Your film, Bullet Raja, did not quite do well but had a zone of its own. Do you see the film as a fun experiment or is it something you’d never try again?
I was very angry when the film did not do well and even did not get good ratings. But, the general audience loved it. When it came on TV, the ratings were really high. I felt bad. Critics were like how could Tigmanshu make something like this, they would have reacted differently if the director was someone else. In fact, I was full of anger and started working on Yaara soon after. With Yaara, I have tried to improve on the mistakes I made in Bullet Raja.
You talk about good response on satellite. Did the benefit reach you?
Never reached me. Shuru me picture nahi chali to kuch nahi pata chalta (There is no account of what happens after the film bombs at the box office). Maybe, I will find something when the satellite rights for Bullet Raja are sold again.
Paan Singh Tomar, Saheb Biwi Aur Gangster films...How do Chambal and dacoits always find a way to your films?
I love Chambal, it gives me a strange sense of freedom. The ravines are so vast, like a maze. Get inside and you will easily get lost.
Describe Yaara for your fans. What should they expect from the film?
These four friends meet because of circumstances. Destiny got them together and then it is about their journey over decades, different times and places. There is a plot point which changes everything. It is quirky and there’s tragedy but it is a celebration of friendship.
In fact, I did approach Irrfan for this film also. Earlier we thought of casting people from Irrfan’s age – Manoj Bajpayee etc. But then we decided it would be difficult to make elder people look young, it is easier to make young people look old.
You have often confessed your love for Allahabad. Does calling it Prayagraj make a difference?
Allahabad I grew up in is completely changed and I only have memories but I still call it Allahabad. I won’t call it Prayagraj, I think all the people who are born there will never call it Prayagraj. Nikelga hi nahi. It will be Allahabd for us. It is a great place. Everything that I have and I am today, is because of that city. The variety of exposure in the city was rare. It was literary hub for all the great writers of that age, right from Firak sahib to Harivanshrai Bachchan to Nirala to Mahadevi Verma. And, then there was this great blend of modern because of these political activities – Congress party was there and because of the university, a large population of Anglo-Indian community stayed there and the city had a great mix of all this.
You had a band in college and you used to sing for it. Ever thought of singing for film?
No! (laughs) But Allahabad had so many bands. The only Indian magazine on western music was started in Allahabd (Amit Saigal’s Rock Street Journal) We used to produce music together.

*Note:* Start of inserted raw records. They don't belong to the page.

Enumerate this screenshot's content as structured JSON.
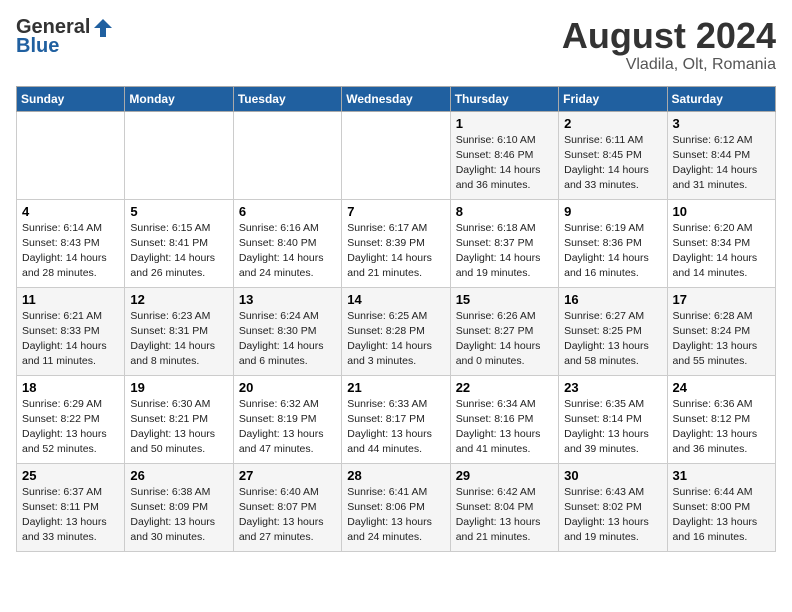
{
  "header": {
    "logo_general": "General",
    "logo_blue": "Blue",
    "month_title": "August 2024",
    "location": "Vladila, Olt, Romania"
  },
  "weekdays": [
    "Sunday",
    "Monday",
    "Tuesday",
    "Wednesday",
    "Thursday",
    "Friday",
    "Saturday"
  ],
  "weeks": [
    [
      {
        "day": "",
        "info": ""
      },
      {
        "day": "",
        "info": ""
      },
      {
        "day": "",
        "info": ""
      },
      {
        "day": "",
        "info": ""
      },
      {
        "day": "1",
        "info": "Sunrise: 6:10 AM\nSunset: 8:46 PM\nDaylight: 14 hours and 36 minutes."
      },
      {
        "day": "2",
        "info": "Sunrise: 6:11 AM\nSunset: 8:45 PM\nDaylight: 14 hours and 33 minutes."
      },
      {
        "day": "3",
        "info": "Sunrise: 6:12 AM\nSunset: 8:44 PM\nDaylight: 14 hours and 31 minutes."
      }
    ],
    [
      {
        "day": "4",
        "info": "Sunrise: 6:14 AM\nSunset: 8:43 PM\nDaylight: 14 hours and 28 minutes."
      },
      {
        "day": "5",
        "info": "Sunrise: 6:15 AM\nSunset: 8:41 PM\nDaylight: 14 hours and 26 minutes."
      },
      {
        "day": "6",
        "info": "Sunrise: 6:16 AM\nSunset: 8:40 PM\nDaylight: 14 hours and 24 minutes."
      },
      {
        "day": "7",
        "info": "Sunrise: 6:17 AM\nSunset: 8:39 PM\nDaylight: 14 hours and 21 minutes."
      },
      {
        "day": "8",
        "info": "Sunrise: 6:18 AM\nSunset: 8:37 PM\nDaylight: 14 hours and 19 minutes."
      },
      {
        "day": "9",
        "info": "Sunrise: 6:19 AM\nSunset: 8:36 PM\nDaylight: 14 hours and 16 minutes."
      },
      {
        "day": "10",
        "info": "Sunrise: 6:20 AM\nSunset: 8:34 PM\nDaylight: 14 hours and 14 minutes."
      }
    ],
    [
      {
        "day": "11",
        "info": "Sunrise: 6:21 AM\nSunset: 8:33 PM\nDaylight: 14 hours and 11 minutes."
      },
      {
        "day": "12",
        "info": "Sunrise: 6:23 AM\nSunset: 8:31 PM\nDaylight: 14 hours and 8 minutes."
      },
      {
        "day": "13",
        "info": "Sunrise: 6:24 AM\nSunset: 8:30 PM\nDaylight: 14 hours and 6 minutes."
      },
      {
        "day": "14",
        "info": "Sunrise: 6:25 AM\nSunset: 8:28 PM\nDaylight: 14 hours and 3 minutes."
      },
      {
        "day": "15",
        "info": "Sunrise: 6:26 AM\nSunset: 8:27 PM\nDaylight: 14 hours and 0 minutes."
      },
      {
        "day": "16",
        "info": "Sunrise: 6:27 AM\nSunset: 8:25 PM\nDaylight: 13 hours and 58 minutes."
      },
      {
        "day": "17",
        "info": "Sunrise: 6:28 AM\nSunset: 8:24 PM\nDaylight: 13 hours and 55 minutes."
      }
    ],
    [
      {
        "day": "18",
        "info": "Sunrise: 6:29 AM\nSunset: 8:22 PM\nDaylight: 13 hours and 52 minutes."
      },
      {
        "day": "19",
        "info": "Sunrise: 6:30 AM\nSunset: 8:21 PM\nDaylight: 13 hours and 50 minutes."
      },
      {
        "day": "20",
        "info": "Sunrise: 6:32 AM\nSunset: 8:19 PM\nDaylight: 13 hours and 47 minutes."
      },
      {
        "day": "21",
        "info": "Sunrise: 6:33 AM\nSunset: 8:17 PM\nDaylight: 13 hours and 44 minutes."
      },
      {
        "day": "22",
        "info": "Sunrise: 6:34 AM\nSunset: 8:16 PM\nDaylight: 13 hours and 41 minutes."
      },
      {
        "day": "23",
        "info": "Sunrise: 6:35 AM\nSunset: 8:14 PM\nDaylight: 13 hours and 39 minutes."
      },
      {
        "day": "24",
        "info": "Sunrise: 6:36 AM\nSunset: 8:12 PM\nDaylight: 13 hours and 36 minutes."
      }
    ],
    [
      {
        "day": "25",
        "info": "Sunrise: 6:37 AM\nSunset: 8:11 PM\nDaylight: 13 hours and 33 minutes."
      },
      {
        "day": "26",
        "info": "Sunrise: 6:38 AM\nSunset: 8:09 PM\nDaylight: 13 hours and 30 minutes."
      },
      {
        "day": "27",
        "info": "Sunrise: 6:40 AM\nSunset: 8:07 PM\nDaylight: 13 hours and 27 minutes."
      },
      {
        "day": "28",
        "info": "Sunrise: 6:41 AM\nSunset: 8:06 PM\nDaylight: 13 hours and 24 minutes."
      },
      {
        "day": "29",
        "info": "Sunrise: 6:42 AM\nSunset: 8:04 PM\nDaylight: 13 hours and 21 minutes."
      },
      {
        "day": "30",
        "info": "Sunrise: 6:43 AM\nSunset: 8:02 PM\nDaylight: 13 hours and 19 minutes."
      },
      {
        "day": "31",
        "info": "Sunrise: 6:44 AM\nSunset: 8:00 PM\nDaylight: 13 hours and 16 minutes."
      }
    ]
  ]
}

Tigmanshu’s Yaara is all set for a direct-to-digital release on July 30 and features Amit Sadh, Vijay Varma and Vidyut Jammwal in lead roles.